Task goal » Reproduce every line in the listing that contains the word "this".

Provided material »
--
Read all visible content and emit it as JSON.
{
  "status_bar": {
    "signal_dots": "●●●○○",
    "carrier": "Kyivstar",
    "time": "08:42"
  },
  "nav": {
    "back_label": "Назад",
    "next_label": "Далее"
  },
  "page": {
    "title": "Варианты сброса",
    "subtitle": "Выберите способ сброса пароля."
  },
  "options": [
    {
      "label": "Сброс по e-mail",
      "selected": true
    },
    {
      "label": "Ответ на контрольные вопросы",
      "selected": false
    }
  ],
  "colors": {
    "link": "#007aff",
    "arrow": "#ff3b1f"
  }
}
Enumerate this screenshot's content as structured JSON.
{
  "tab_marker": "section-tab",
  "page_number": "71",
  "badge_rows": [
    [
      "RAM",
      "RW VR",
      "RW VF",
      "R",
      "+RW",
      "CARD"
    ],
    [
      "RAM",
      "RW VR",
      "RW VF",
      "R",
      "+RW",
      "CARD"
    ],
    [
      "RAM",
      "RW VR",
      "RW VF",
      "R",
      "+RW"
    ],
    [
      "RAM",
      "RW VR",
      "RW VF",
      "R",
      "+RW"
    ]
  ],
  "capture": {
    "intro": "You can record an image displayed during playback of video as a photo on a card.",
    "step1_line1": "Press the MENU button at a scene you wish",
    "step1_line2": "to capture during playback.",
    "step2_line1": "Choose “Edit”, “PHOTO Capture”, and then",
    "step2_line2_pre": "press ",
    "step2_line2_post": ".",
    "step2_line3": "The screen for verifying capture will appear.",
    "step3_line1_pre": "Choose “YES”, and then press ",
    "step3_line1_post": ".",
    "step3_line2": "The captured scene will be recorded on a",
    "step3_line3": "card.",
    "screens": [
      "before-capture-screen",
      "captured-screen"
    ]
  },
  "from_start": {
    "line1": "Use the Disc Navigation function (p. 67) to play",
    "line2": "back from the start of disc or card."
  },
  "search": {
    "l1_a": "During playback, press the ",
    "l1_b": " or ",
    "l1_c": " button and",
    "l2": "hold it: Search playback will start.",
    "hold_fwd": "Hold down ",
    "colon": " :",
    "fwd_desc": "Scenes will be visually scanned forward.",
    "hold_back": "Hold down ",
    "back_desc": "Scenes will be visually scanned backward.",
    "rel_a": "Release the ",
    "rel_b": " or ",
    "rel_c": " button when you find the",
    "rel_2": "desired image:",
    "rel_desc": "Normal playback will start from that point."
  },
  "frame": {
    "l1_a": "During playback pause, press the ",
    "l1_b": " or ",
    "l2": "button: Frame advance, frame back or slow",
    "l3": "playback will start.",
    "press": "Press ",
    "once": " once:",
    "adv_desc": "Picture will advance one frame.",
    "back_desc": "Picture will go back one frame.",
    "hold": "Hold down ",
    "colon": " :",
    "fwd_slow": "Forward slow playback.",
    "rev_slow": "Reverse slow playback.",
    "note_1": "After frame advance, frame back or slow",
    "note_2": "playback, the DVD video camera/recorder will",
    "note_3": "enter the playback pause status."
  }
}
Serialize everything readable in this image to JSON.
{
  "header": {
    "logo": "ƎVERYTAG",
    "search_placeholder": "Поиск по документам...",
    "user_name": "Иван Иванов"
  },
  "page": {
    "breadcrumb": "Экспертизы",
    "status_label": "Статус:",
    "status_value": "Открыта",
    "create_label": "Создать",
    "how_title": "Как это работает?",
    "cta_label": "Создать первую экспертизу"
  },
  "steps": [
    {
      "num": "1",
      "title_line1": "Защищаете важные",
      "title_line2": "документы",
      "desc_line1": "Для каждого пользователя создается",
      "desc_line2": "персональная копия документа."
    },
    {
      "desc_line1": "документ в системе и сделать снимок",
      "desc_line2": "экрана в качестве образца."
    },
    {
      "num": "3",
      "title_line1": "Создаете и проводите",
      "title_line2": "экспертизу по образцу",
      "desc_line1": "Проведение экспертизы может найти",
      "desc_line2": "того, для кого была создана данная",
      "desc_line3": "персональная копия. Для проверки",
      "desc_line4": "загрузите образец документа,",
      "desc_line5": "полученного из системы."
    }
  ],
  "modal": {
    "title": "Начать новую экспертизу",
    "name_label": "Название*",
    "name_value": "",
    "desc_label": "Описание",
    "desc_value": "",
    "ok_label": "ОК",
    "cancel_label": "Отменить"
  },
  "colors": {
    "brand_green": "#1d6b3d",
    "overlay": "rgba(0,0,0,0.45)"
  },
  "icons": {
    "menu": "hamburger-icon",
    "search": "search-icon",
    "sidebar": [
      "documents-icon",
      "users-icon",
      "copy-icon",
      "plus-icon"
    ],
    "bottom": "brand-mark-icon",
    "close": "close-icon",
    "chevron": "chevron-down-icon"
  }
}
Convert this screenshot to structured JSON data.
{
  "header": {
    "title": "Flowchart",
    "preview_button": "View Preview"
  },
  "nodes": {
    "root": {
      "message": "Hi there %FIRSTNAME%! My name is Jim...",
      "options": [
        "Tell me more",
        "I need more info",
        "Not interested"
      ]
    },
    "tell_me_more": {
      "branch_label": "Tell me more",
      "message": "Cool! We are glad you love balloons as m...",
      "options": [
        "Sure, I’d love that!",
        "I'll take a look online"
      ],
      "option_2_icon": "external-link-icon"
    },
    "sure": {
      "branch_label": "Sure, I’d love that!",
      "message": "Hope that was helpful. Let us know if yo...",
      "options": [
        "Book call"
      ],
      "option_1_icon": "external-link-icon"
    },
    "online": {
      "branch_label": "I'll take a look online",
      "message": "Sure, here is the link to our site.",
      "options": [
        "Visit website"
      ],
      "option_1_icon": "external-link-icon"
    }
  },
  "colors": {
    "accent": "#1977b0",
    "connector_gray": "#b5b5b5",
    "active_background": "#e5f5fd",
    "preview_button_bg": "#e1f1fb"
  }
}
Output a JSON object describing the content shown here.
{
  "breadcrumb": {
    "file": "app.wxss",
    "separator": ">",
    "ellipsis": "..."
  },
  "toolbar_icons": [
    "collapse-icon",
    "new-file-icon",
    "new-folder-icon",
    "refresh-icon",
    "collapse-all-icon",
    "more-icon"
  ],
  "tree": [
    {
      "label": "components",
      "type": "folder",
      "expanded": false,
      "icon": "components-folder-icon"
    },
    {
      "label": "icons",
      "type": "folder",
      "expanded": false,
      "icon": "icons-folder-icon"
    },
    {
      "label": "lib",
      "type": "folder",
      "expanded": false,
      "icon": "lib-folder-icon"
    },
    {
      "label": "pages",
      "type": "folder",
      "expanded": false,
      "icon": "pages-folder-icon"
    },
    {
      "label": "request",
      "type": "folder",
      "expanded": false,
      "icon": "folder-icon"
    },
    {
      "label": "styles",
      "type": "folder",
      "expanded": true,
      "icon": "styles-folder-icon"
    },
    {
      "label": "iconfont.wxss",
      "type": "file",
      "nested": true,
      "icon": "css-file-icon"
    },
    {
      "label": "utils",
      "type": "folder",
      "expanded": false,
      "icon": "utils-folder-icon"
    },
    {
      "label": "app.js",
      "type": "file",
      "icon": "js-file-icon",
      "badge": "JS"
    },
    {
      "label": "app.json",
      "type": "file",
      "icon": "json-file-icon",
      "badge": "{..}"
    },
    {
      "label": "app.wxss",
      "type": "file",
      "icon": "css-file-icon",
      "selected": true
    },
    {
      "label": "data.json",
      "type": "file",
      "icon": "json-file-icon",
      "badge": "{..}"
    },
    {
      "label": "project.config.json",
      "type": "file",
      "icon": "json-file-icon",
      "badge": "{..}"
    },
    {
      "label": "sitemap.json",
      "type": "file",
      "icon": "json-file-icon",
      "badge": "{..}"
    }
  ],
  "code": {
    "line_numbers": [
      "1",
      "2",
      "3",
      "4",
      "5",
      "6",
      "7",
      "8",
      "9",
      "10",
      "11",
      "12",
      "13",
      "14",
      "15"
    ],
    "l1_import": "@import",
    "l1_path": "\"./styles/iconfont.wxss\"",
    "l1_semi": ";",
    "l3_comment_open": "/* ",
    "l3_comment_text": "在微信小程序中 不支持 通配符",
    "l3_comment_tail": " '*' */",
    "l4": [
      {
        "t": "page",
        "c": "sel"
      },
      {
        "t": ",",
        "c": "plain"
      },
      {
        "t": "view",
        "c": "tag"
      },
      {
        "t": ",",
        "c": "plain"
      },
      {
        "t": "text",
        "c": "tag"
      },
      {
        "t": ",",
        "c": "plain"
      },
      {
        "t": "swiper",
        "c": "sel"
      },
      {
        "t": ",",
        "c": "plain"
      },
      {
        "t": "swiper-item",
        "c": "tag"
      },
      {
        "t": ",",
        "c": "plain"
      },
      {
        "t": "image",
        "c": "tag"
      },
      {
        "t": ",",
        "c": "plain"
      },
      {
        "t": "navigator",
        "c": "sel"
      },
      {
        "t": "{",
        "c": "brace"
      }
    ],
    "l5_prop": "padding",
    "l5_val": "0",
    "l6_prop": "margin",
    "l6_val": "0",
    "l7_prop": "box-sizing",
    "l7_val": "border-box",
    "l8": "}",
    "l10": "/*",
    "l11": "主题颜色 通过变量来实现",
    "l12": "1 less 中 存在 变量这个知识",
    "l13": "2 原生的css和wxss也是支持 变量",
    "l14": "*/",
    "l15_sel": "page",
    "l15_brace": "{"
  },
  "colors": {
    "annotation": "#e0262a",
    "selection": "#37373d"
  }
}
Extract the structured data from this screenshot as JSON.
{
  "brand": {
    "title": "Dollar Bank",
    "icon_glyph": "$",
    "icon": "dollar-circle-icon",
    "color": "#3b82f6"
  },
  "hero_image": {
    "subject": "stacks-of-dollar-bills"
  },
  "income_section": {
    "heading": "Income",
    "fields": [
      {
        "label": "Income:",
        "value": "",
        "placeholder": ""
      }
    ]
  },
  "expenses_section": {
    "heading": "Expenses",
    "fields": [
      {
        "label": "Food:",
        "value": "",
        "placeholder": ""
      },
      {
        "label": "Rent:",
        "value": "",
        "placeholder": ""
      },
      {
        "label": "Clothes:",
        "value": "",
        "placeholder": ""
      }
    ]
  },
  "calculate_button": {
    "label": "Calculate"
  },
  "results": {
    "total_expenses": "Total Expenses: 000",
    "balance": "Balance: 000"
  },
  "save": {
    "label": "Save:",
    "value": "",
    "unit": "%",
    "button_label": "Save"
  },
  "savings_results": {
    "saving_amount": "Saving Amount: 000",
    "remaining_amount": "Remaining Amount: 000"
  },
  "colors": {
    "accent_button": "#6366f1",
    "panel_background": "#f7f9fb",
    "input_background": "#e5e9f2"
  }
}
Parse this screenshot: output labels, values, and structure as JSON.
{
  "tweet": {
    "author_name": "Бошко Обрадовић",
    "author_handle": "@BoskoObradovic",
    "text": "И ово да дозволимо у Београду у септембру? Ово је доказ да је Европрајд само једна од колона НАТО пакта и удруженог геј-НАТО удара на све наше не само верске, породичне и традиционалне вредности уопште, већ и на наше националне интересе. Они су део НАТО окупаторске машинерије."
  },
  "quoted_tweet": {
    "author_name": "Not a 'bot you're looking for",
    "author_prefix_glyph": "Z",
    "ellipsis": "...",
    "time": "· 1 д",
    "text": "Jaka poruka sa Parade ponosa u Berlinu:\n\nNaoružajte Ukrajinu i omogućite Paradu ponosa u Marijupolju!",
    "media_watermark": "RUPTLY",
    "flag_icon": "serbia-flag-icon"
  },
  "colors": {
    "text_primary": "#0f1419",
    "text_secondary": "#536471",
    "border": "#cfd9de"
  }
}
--
Final answer »
Enumerate this screenshot's content as structured JSON.
Serialize everything readable in this image to JSON.
Convert this screenshot to structured JSON data.
Extract the structured data from this screenshot as JSON.
Parse this screenshot: output labels, values, and structure as JSON.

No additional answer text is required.